◆ MATERIAL SHOWN ◆
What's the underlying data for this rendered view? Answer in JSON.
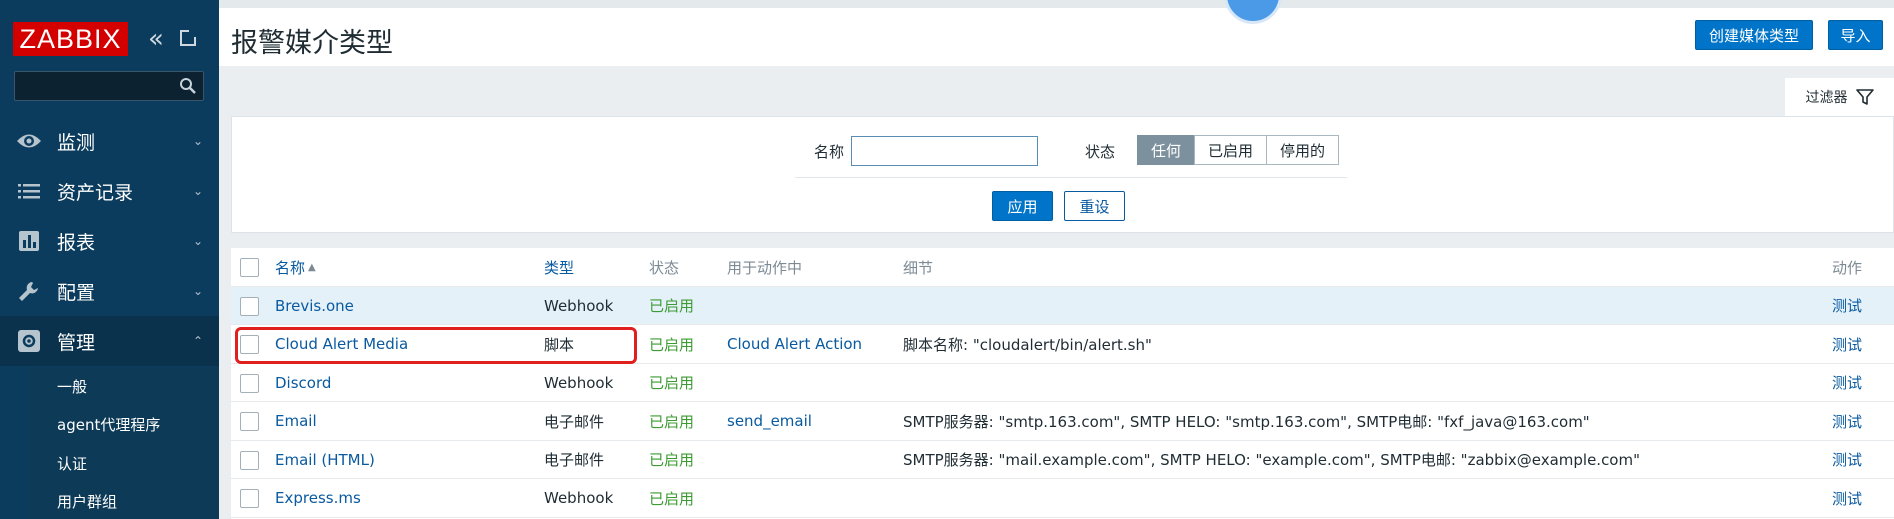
{
  "sidebar": {
    "logo": "ZABBIX",
    "collapse_icon": "double-chevron-left-icon",
    "kiosk_icon": "kiosk-mode-icon",
    "search_placeholder": "",
    "search_icon": "search-icon",
    "nav": [
      {
        "label": "监测",
        "icon": "eye-icon",
        "chevron": "⌄"
      },
      {
        "label": "资产记录",
        "icon": "list-icon",
        "chevron": "⌄"
      },
      {
        "label": "报表",
        "icon": "bar-chart-icon",
        "chevron": "⌄"
      },
      {
        "label": "配置",
        "icon": "wrench-icon",
        "chevron": "⌄"
      },
      {
        "label": "管理",
        "icon": "gear-icon",
        "chevron": "⌃"
      }
    ],
    "submenu": [
      "一般",
      "agent代理程序",
      "认证",
      "用户群组"
    ]
  },
  "header": {
    "title": "报警媒介类型",
    "create_button": "创建媒体类型",
    "import_button": "导入"
  },
  "filter": {
    "tab_label": "过滤器",
    "name_label": "名称",
    "name_value": "",
    "status_label": "状态",
    "status_options": [
      "任何",
      "已启用",
      "停用的"
    ],
    "status_selected": "任何",
    "apply_button": "应用",
    "reset_button": "重设"
  },
  "table": {
    "headers": {
      "name": "名称",
      "sort_arrow": "▲",
      "type": "类型",
      "status": "状态",
      "used_in_actions": "用于动作中",
      "details": "细节",
      "action": "动作"
    },
    "rows": [
      {
        "name": "Brevis.one",
        "type": "Webhook",
        "status": "已启用",
        "used_in_actions": "",
        "details": "",
        "action": "测试"
      },
      {
        "name": "Cloud Alert Media",
        "type": "脚本",
        "status": "已启用",
        "used_in_actions": "Cloud Alert Action",
        "details": "脚本名称: \"cloudalert/bin/alert.sh\"",
        "action": "测试"
      },
      {
        "name": "Discord",
        "type": "Webhook",
        "status": "已启用",
        "used_in_actions": "",
        "details": "",
        "action": "测试"
      },
      {
        "name": "Email",
        "type": "电子邮件",
        "status": "已启用",
        "used_in_actions": "send_email",
        "details": "SMTP服务器: \"smtp.163.com\", SMTP HELO: \"smtp.163.com\", SMTP电邮: \"fxf_java@163.com\"",
        "action": "测试"
      },
      {
        "name": "Email (HTML)",
        "type": "电子邮件",
        "status": "已启用",
        "used_in_actions": "",
        "details": "SMTP服务器: \"mail.example.com\", SMTP HELO: \"example.com\", SMTP电邮: \"zabbix@example.com\"",
        "action": "测试"
      },
      {
        "name": "Express.ms",
        "type": "Webhook",
        "status": "已启用",
        "used_in_actions": "",
        "details": "",
        "action": "测试"
      }
    ]
  },
  "colors": {
    "sidebar_bg": "#0b3c5d",
    "logo_red": "#d40000",
    "link_blue": "#0a5aa0",
    "enabled_green": "#3c9b32",
    "highlight_red": "#e01f1f"
  }
}
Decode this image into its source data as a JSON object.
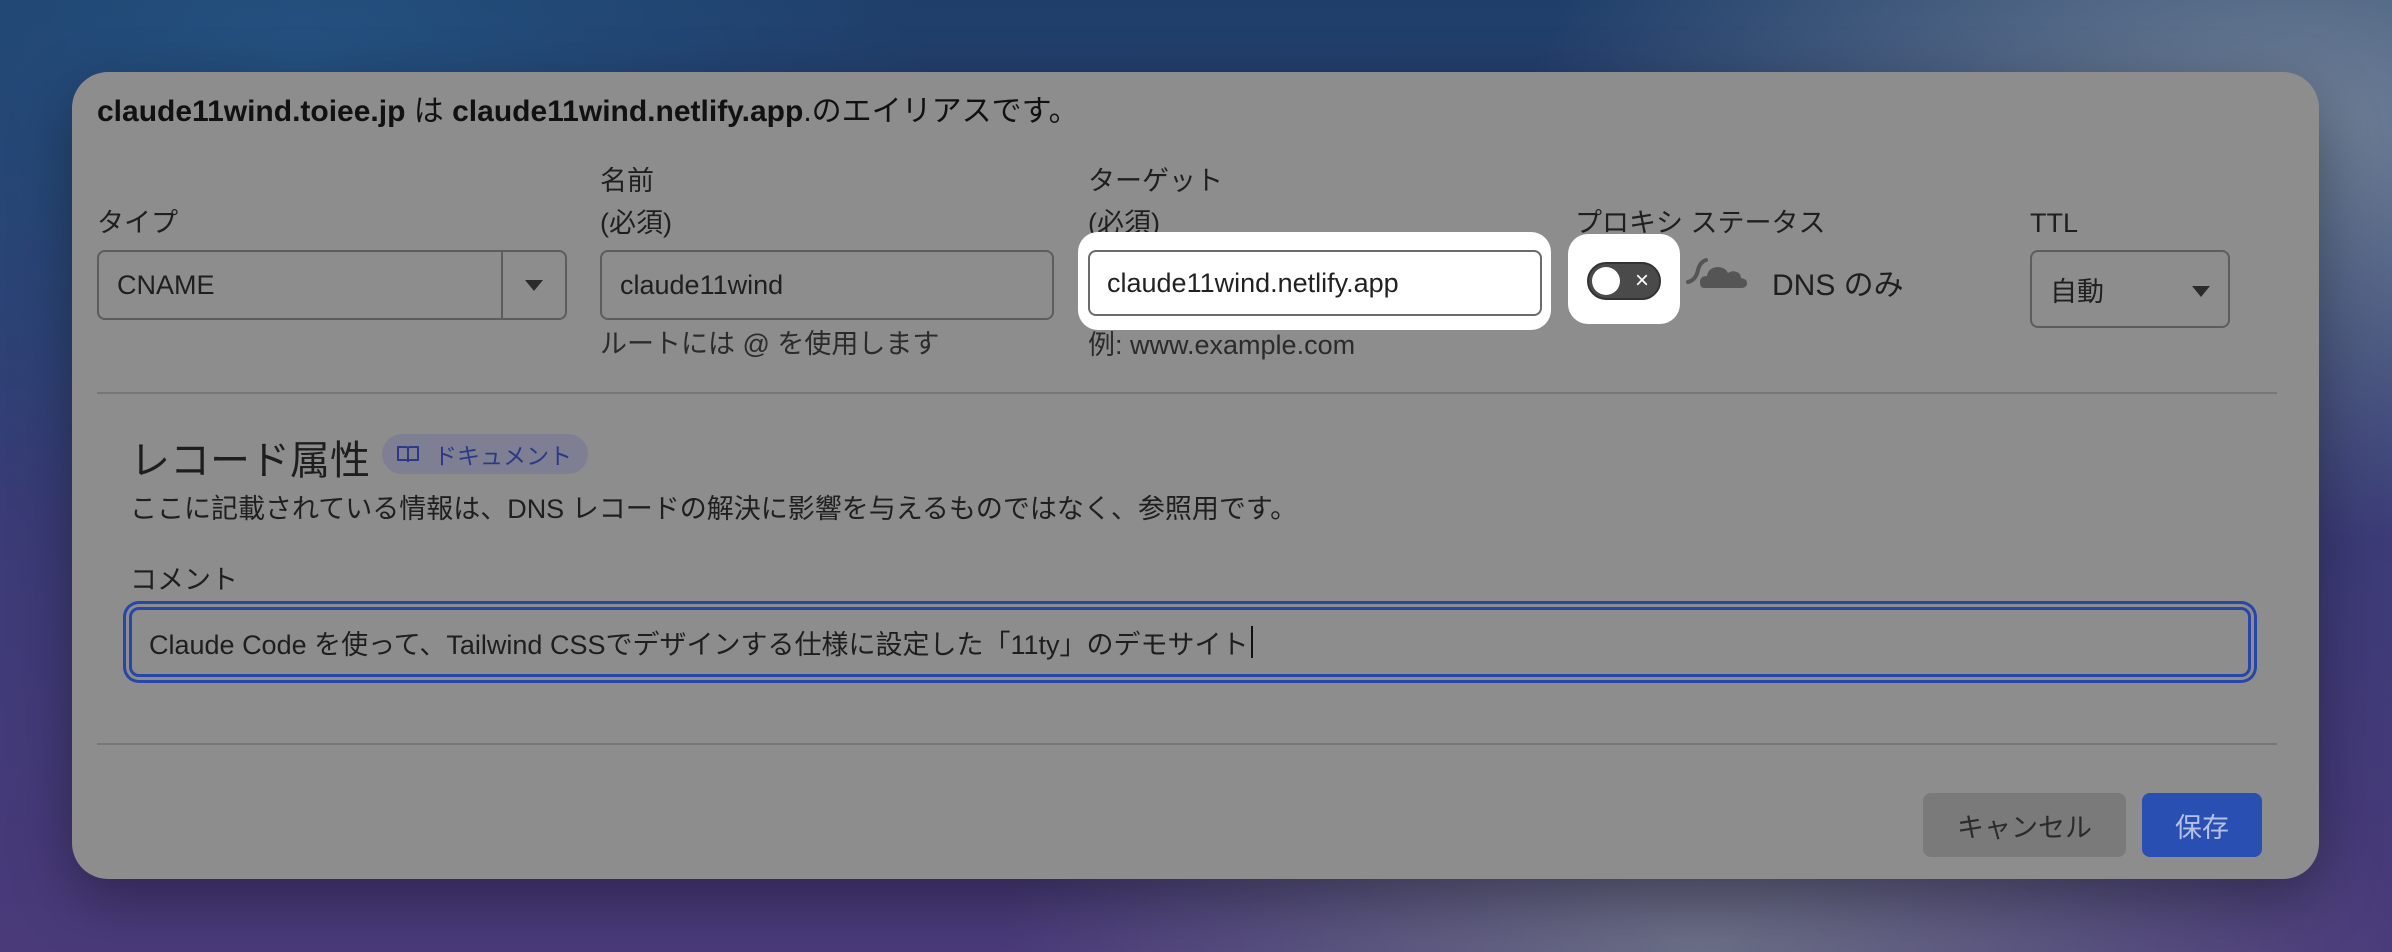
{
  "alias": {
    "source_host": "claude11wind.toiee.jp",
    "particle": " は ",
    "target_host": "claude11wind.netlify.app",
    "suffix": ".のエイリアスです。"
  },
  "type_field": {
    "label": "タイプ",
    "value": "CNAME"
  },
  "name_field": {
    "label": "名前",
    "required": "(必須)",
    "value": "claude11wind",
    "hint": "ルートには @ を使用します"
  },
  "target_field": {
    "label": "ターゲット",
    "required": "(必須)",
    "value": "claude11wind.netlify.app",
    "hint": "例: www.example.com"
  },
  "proxy": {
    "label": "プロキシ ステータス",
    "toggle_state": "off",
    "status_text": "DNS のみ"
  },
  "ttl": {
    "label": "TTL",
    "value": "自動"
  },
  "record_attributes": {
    "title": "レコード属性",
    "doc_badge": "ドキュメント",
    "description": "ここに記載されている情報は、DNS レコードの解決に影響を与えるものではなく、参照用です。",
    "comment_label": "コメント",
    "comment_value": "Claude Code を使って、Tailwind CSSでデザインする仕様に設定した「11ty」のデモサイト"
  },
  "actions": {
    "cancel": "キャンセル",
    "save": "保存"
  },
  "colors": {
    "panel": "#8d8d8d",
    "accent": "#2a4fb2",
    "focus_ring": "#2846a8"
  }
}
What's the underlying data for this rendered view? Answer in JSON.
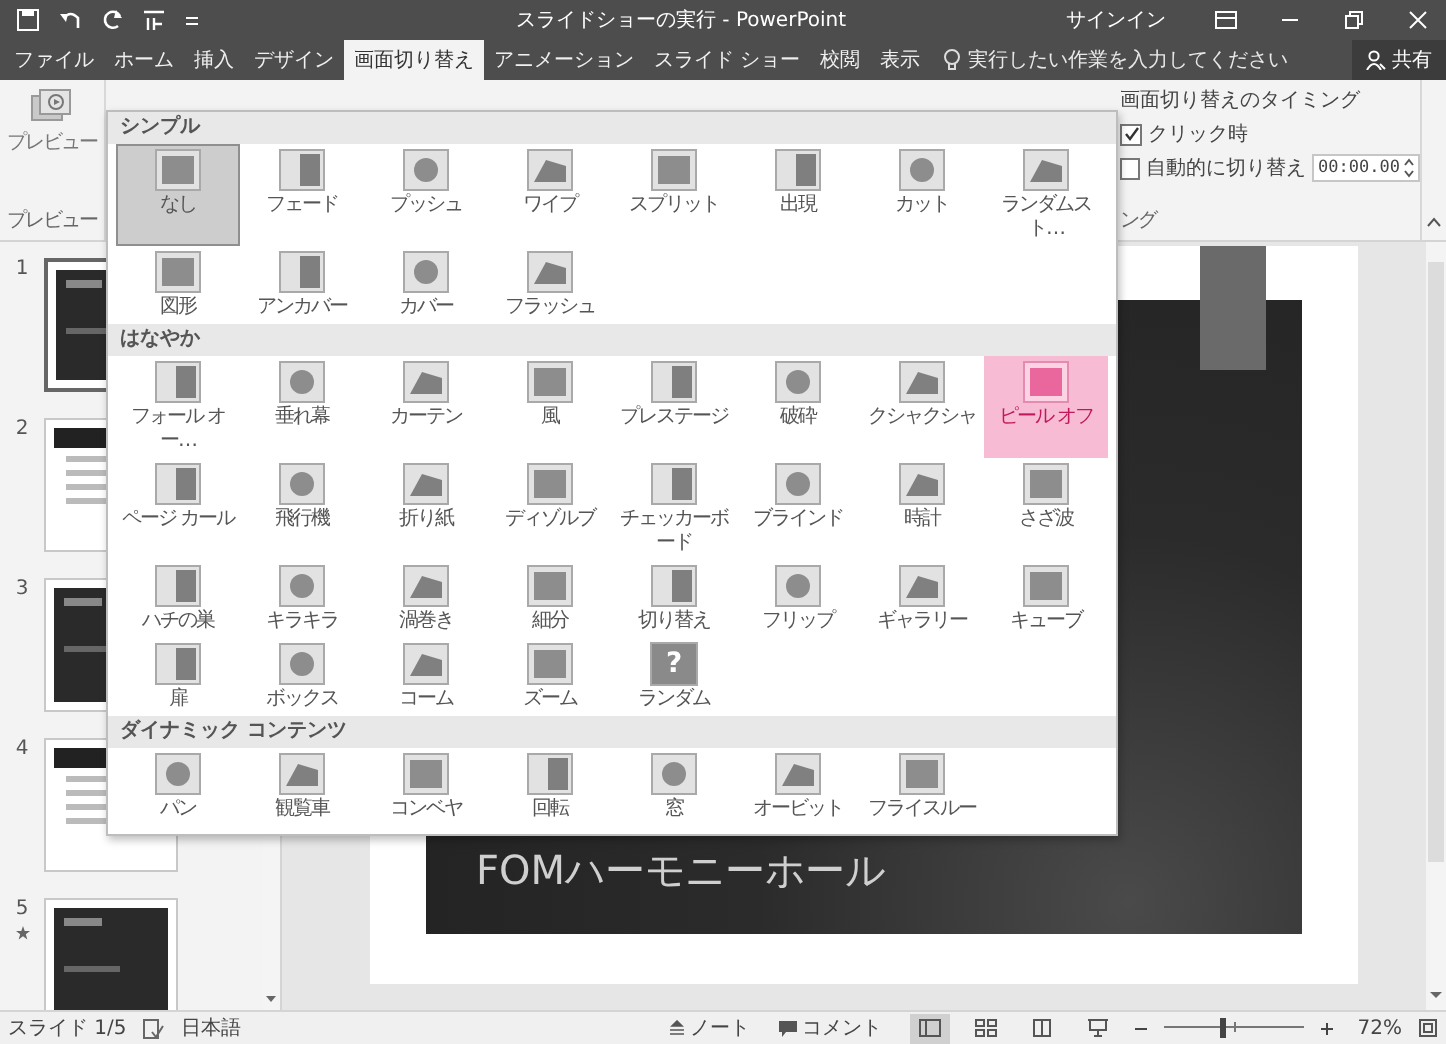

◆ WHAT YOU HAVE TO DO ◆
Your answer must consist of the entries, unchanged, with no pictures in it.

◆ ANSWER AREA ◆
What's the underlying data for this rendered view? Answer in JSON.
{
  "sidebar": {
    "logo": "ZABBIX",
    "collapse_icon": "double-chevron-left-icon",
    "kiosk_icon": "kiosk-mode-icon",
    "search_placeholder": "",
    "search_icon": "search-icon",
    "nav": [
      {
        "label": "监测",
        "icon": "eye-icon",
        "chevron": "⌄"
      },
      {
        "label": "资产记录",
        "icon": "list-icon",
        "chevron": "⌄"
      },
      {
        "label": "报表",
        "icon": "bar-chart-icon",
        "chevron": "⌄"
      },
      {
        "label": "配置",
        "icon": "wrench-icon",
        "chevron": "⌄"
      },
      {
        "label": "管理",
        "icon": "gear-icon",
        "chevron": "⌃"
      }
    ],
    "submenu": [
      "一般",
      "agent代理程序",
      "认证",
      "用户群组"
    ]
  },
  "header": {
    "title": "报警媒介类型",
    "create_button": "创建媒体类型",
    "import_button": "导入"
  },
  "filter": {
    "tab_label": "过滤器",
    "name_label": "名称",
    "name_value": "",
    "status_label": "状态",
    "status_options": [
      "任何",
      "已启用",
      "停用的"
    ],
    "status_selected": "任何",
    "apply_button": "应用",
    "reset_button": "重设"
  },
  "table": {
    "headers": {
      "name": "名称",
      "sort_arrow": "▲",
      "type": "类型",
      "status": "状态",
      "used_in_actions": "用于动作中",
      "details": "细节",
      "action": "动作"
    },
    "rows": [
      {
        "name": "Brevis.one",
        "type": "Webhook",
        "status": "已启用",
        "used_in_actions": "",
        "details": "",
        "action": "测试"
      },
      {
        "name": "Cloud Alert Media",
        "type": "脚本",
        "status": "已启用",
        "used_in_actions": "Cloud Alert Action",
        "details": "脚本名称: \"cloudalert/bin/alert.sh\"",
        "action": "测试"
      },
      {
        "name": "Discord",
        "type": "Webhook",
        "status": "已启用",
        "used_in_actions": "",
        "details": "",
        "action": "测试"
      },
      {
        "name": "Email",
        "type": "电子邮件",
        "status": "已启用",
        "used_in_actions": "send_email",
        "details": "SMTP服务器: \"smtp.163.com\", SMTP HELO: \"smtp.163.com\", SMTP电邮: \"fxf_java@163.com\"",
        "action": "测试"
      },
      {
        "name": "Email (HTML)",
        "type": "电子邮件",
        "status": "已启用",
        "used_in_actions": "",
        "details": "SMTP服务器: \"mail.example.com\", SMTP HELO: \"example.com\", SMTP电邮: \"zabbix@example.com\"",
        "action": "测试"
      },
      {
        "name": "Express.ms",
        "type": "Webhook",
        "status": "已启用",
        "used_in_actions": "",
        "details": "",
        "action": "测试"
      }
    ]
  },
  "colors": {
    "sidebar_bg": "#0b3c5d",
    "logo_red": "#d40000",
    "link_blue": "#0a5aa0",
    "enabled_green": "#3c9b32",
    "highlight_red": "#e01f1f"
  }
}
Decode this image into its source data as a JSON object.
{
  "alias": {
    "source_host": "claude11wind.toiee.jp",
    "particle": " は ",
    "target_host": "claude11wind.netlify.app",
    "suffix": ".のエイリアスです。"
  },
  "type_field": {
    "label": "タイプ",
    "value": "CNAME"
  },
  "name_field": {
    "label": "名前",
    "required": "(必須)",
    "value": "claude11wind",
    "hint": "ルートには @ を使用します"
  },
  "target_field": {
    "label": "ターゲット",
    "required": "(必須)",
    "value": "claude11wind.netlify.app",
    "hint": "例: www.example.com"
  },
  "proxy": {
    "label": "プロキシ ステータス",
    "toggle_state": "off",
    "status_text": "DNS のみ"
  },
  "ttl": {
    "label": "TTL",
    "value": "自動"
  },
  "record_attributes": {
    "title": "レコード属性",
    "doc_badge": "ドキュメント",
    "description": "ここに記載されている情報は、DNS レコードの解決に影響を与えるものではなく、参照用です。",
    "comment_label": "コメント",
    "comment_value": "Claude Code を使って、Tailwind CSSでデザインする仕様に設定した「11ty」のデモサイト"
  },
  "actions": {
    "cancel": "キャンセル",
    "save": "保存"
  },
  "colors": {
    "panel": "#8d8d8d",
    "accent": "#2a4fb2",
    "focus_ring": "#2846a8"
  }
}
What's the underlying data for this rendered view? Answer in JSON.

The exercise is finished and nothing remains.